- _Supplied data_:
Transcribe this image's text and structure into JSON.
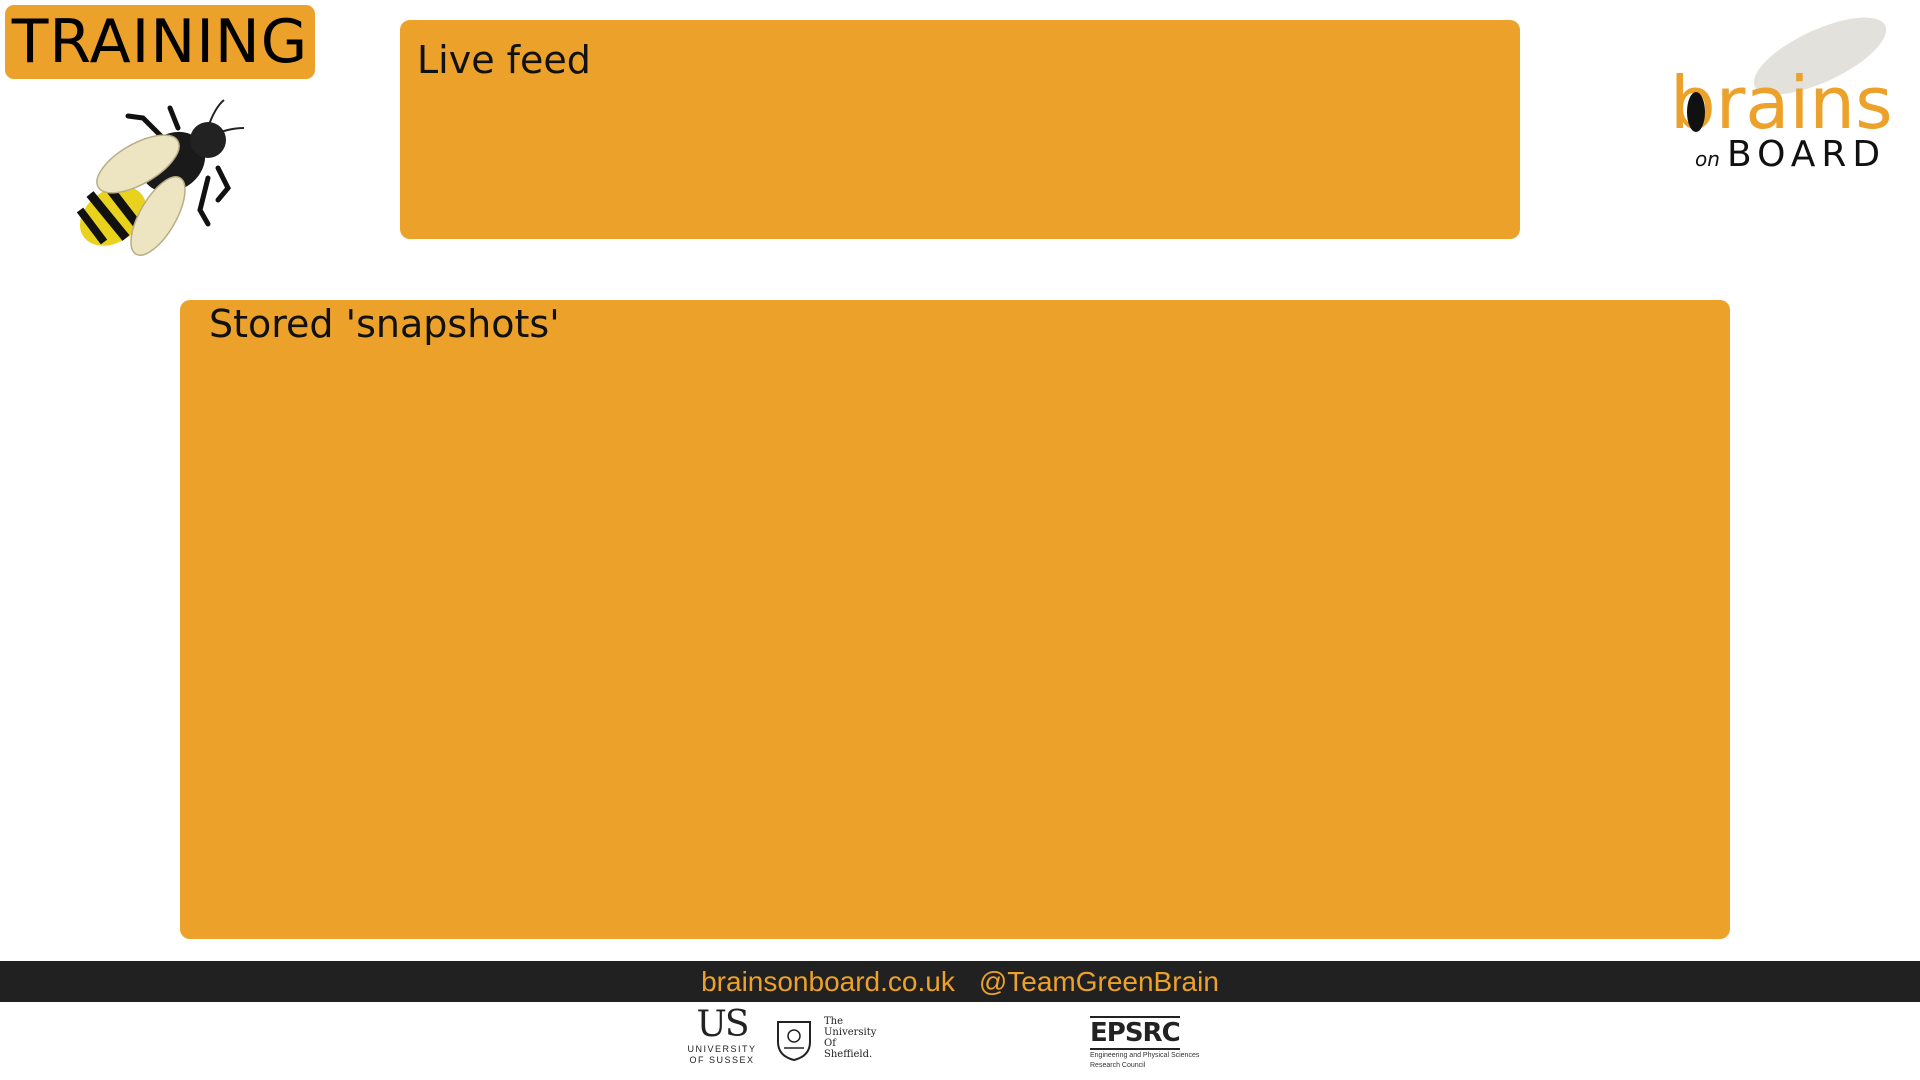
{
  "colors": {
    "accent": "#EBA12A",
    "footer_bg": "#222122"
  },
  "badge": {
    "label": "TRAINING"
  },
  "panels": {
    "live_feed": {
      "title": "Live feed"
    },
    "snapshots": {
      "title": "Stored 'snapshots'"
    }
  },
  "logo": {
    "word_top": "brains",
    "word_small": "on",
    "word_bottom": "BOARD"
  },
  "footer": {
    "website": "brainsonboard.co.uk",
    "handle": "@TeamGreenBrain"
  },
  "partners": {
    "sussex": {
      "big": "US",
      "line1": "UNIVERSITY",
      "line2": "OF SUSSEX"
    },
    "sheffield": {
      "line1": "The",
      "line2": "University",
      "line3": "Of",
      "line4": "Sheffield."
    },
    "epsrc": {
      "big": "EPSRC",
      "line1": "Engineering and Physical Sciences",
      "line2": "Research Council"
    }
  },
  "icons": [
    "bee-illustration",
    "brains-on-board-logo",
    "sheffield-crest-icon"
  ]
}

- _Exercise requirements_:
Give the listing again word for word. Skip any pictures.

- _Response area_:
Transcribe this image's text and structure into JSON.
{
  "colors": {
    "accent": "#EBA12A",
    "footer_bg": "#222122"
  },
  "badge": {
    "label": "TRAINING"
  },
  "panels": {
    "live_feed": {
      "title": "Live feed"
    },
    "snapshots": {
      "title": "Stored 'snapshots'"
    }
  },
  "logo": {
    "word_top": "brains",
    "word_small": "on",
    "word_bottom": "BOARD"
  },
  "footer": {
    "website": "brainsonboard.co.uk",
    "handle": "@TeamGreenBrain"
  },
  "partners": {
    "sussex": {
      "big": "US",
      "line1": "UNIVERSITY",
      "line2": "OF SUSSEX"
    },
    "sheffield": {
      "line1": "The",
      "line2": "University",
      "line3": "Of",
      "line4": "Sheffield."
    },
    "epsrc": {
      "big": "EPSRC",
      "line1": "Engineering and Physical Sciences",
      "line2": "Research Council"
    }
  },
  "icons": [
    "bee-illustration",
    "brains-on-board-logo",
    "sheffield-crest-icon"
  ]
}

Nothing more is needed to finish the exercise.